Yes, this kind of competition may look messy or even chaotic at times, some countries may run in the wrong direction for a while, and internal disagreements and even institutional crises will ebb and flow. However, as long as the common market for goods, services, capital and people rules, this kind of competition should produce better economic outcomes than a single government for the whole union, which would be far detached from its diverse citizens in 25 or more member states. Countries that pursue the right tax, welfare and labour market policies in this set-up will be rewarded with capital inflows, stronger growth and lower unemployment and can serve as a role model for others who are doing less well. Eventually, the process of "dynamic benchmarking" will lift the boat for all members willing and able to play the game and should result in a less regulated and stronger-growing European economy.

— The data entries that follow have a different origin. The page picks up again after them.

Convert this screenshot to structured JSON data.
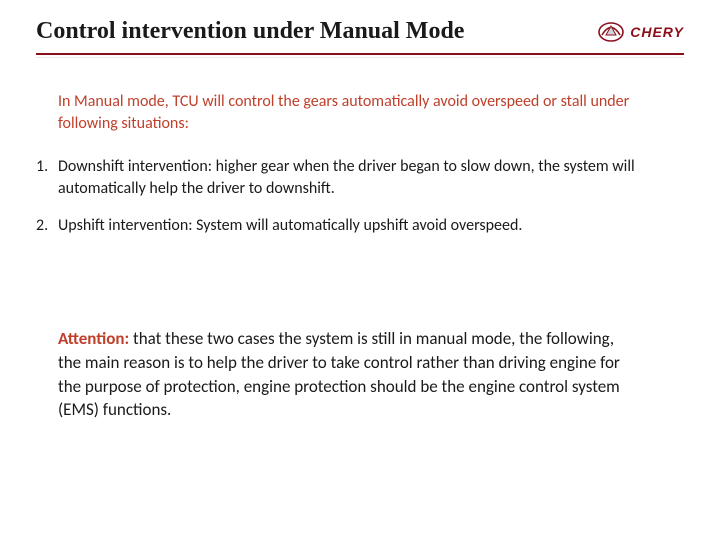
{
  "header": {
    "title": "Control intervention under Manual Mode",
    "logo": {
      "brand": "CHERY"
    }
  },
  "intro": "In Manual mode, TCU will control the gears automatically avoid overspeed or stall under following situations:",
  "list": {
    "items": [
      {
        "num": "1.",
        "text": "Downshift intervention: higher gear when the driver began to slow down, the system will automatically help the driver to downshift."
      },
      {
        "num": "2.",
        "text": "Upshift intervention: System will automatically upshift  avoid overspeed."
      }
    ]
  },
  "attention": {
    "label": "Attention:",
    "text": " that these two cases the system is still in manual mode, the following, the main reason is to help the driver to take control rather than driving engine for the purpose of protection, engine protection should be the engine control system (EMS) functions."
  },
  "colors": {
    "accent": "#8b0f1a",
    "warm_text": "#bf3f2a"
  }
}
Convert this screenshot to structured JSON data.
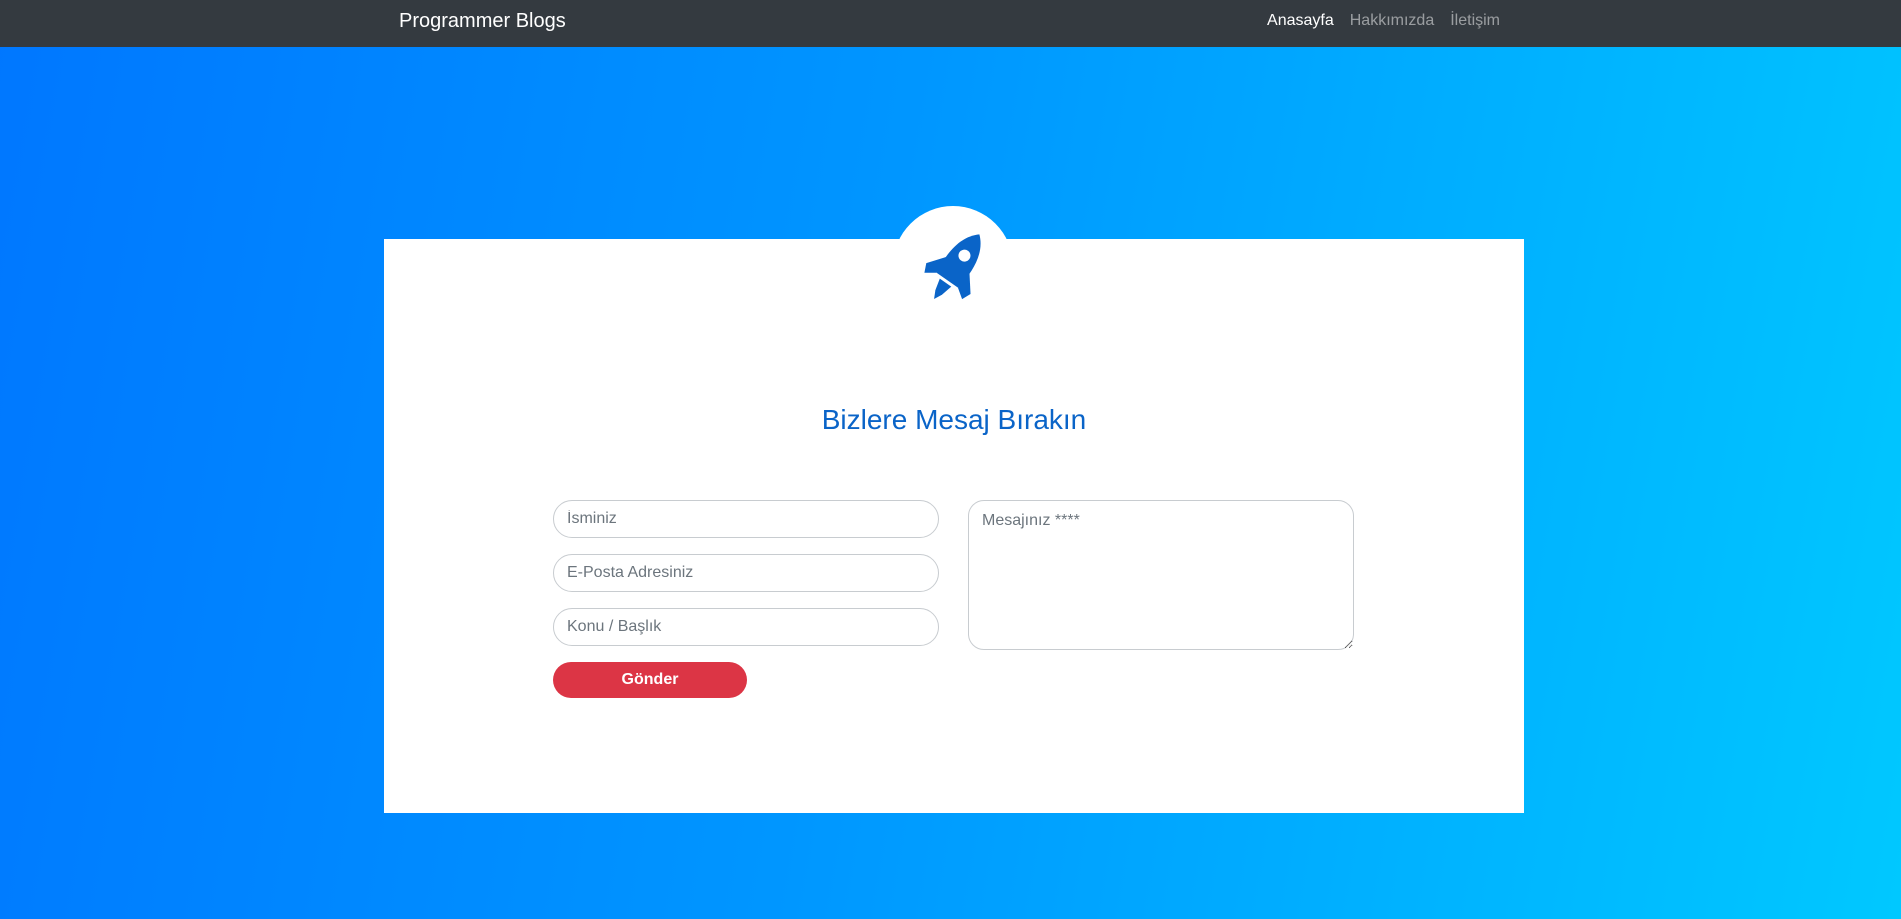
{
  "navbar": {
    "brand": "Programmer Blogs",
    "links": [
      {
        "label": "Anasayfa",
        "active": true
      },
      {
        "label": "Hakkımızda",
        "active": false
      },
      {
        "label": "İletişim",
        "active": false
      }
    ]
  },
  "card": {
    "icon": "rocket-icon",
    "title": "Bizlere Mesaj Bırakın"
  },
  "form": {
    "name_placeholder": "İsminiz",
    "email_placeholder": "E-Posta Adresiniz",
    "subject_placeholder": "Konu / Başlık",
    "message_placeholder": "Mesajınız ****",
    "submit_label": "Gönder"
  },
  "colors": {
    "navbar_bg": "#343a40",
    "gradient_start": "#0077ff",
    "gradient_end": "#00c8ff",
    "title": "#0a64c8",
    "rocket": "#0a64c8",
    "submit_bg": "#dc3545"
  }
}
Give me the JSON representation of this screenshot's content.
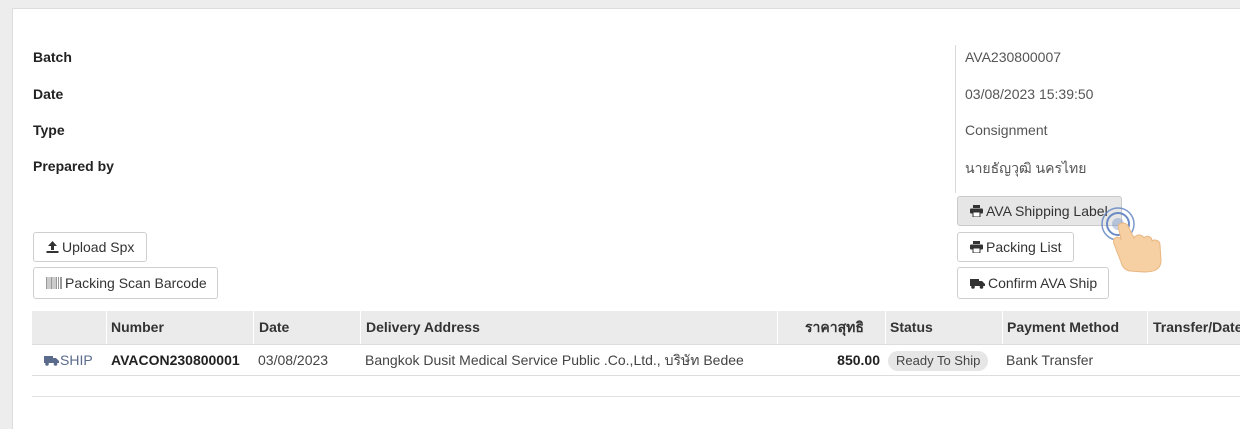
{
  "info": {
    "batch_label": "Batch",
    "batch_value": "AVA230800007",
    "date_label": "Date",
    "date_value": "03/08/2023 15:39:50",
    "type_label": "Type",
    "type_value": "Consignment",
    "prepared_label": "Prepared by",
    "prepared_value": "นายธัญวุฒิ นครไทย"
  },
  "actions": {
    "upload_spx": "Upload Spx",
    "packing_scan_barcode": "Packing Scan Barcode",
    "ava_shipping_label": "AVA Shipping Label",
    "packing_list": "Packing List",
    "confirm_ava_ship": "Confirm AVA Ship"
  },
  "table": {
    "headers": {
      "number": "Number",
      "date": "Date",
      "delivery_address": "Delivery Address",
      "net_price": "ราคาสุทธิ",
      "status": "Status",
      "payment_method": "Payment Method",
      "transfer_date": "Transfer/Date"
    },
    "rows": [
      {
        "ship_label": "SHIP",
        "number": "AVACON230800001",
        "date": "03/08/2023",
        "delivery_address": "Bangkok Dusit Medical Service Public .Co.,Ltd., บริษัท Bedee",
        "net_price": "850.00",
        "status": "Ready To Ship",
        "payment_method": "Bank Transfer",
        "transfer_date": ""
      }
    ]
  },
  "colors": {
    "ship_link": "#5a6b8c",
    "panel_bg": "#ffffff",
    "header_bg": "#ebebeb",
    "badge_bg": "#e6e6e6",
    "hand_cursor": "#f6cfa3",
    "click_ring": "#5b7fbf"
  },
  "icons": {
    "upload": "upload-icon",
    "barcode": "barcode-icon",
    "print": "print-icon",
    "truck": "truck-icon",
    "hand_cursor": "hand-pointer-icon"
  }
}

Growing divisions on budgetary policy and a possible slow death of the Stability and Growth Pact could lead to a significant widening of government bond yield spreads between the more and the less virtuous countries. Partly, this would reflect the actual fiscal policy divergences and partly it would reflect the fact that a financial bail-out for a member state that runs into serious fiscal difficulties will be less likely in a dis-united Europe. Second, in this changed environment, markets will have to attach a higher probability to a break-up of EMU and/or the EU at some future date. While I believe that the economic benefits from participating in both are sufficiently large to make such an event unlikely, we simply cannot neglect the possibility of fraction and secession. Everything else being equal, this suggests a higher risk premium on European financial assets and the euro. Third, a disunited Europe won't make the ECB’s job any easier. As the ECB has no policy instrument to address economic divergence between the euro participants, a growing divergence of budgetary and general economic policies would likely lead to increased political pressures for an easier monetary policy to grease the wheels. Whether the independent ECB would cave in to such pressures is uncertain. Yet, history shows that even the most independent central banks are not immune to the political environment in which they operate.
Source: Morgan Stanley Global Economic Forum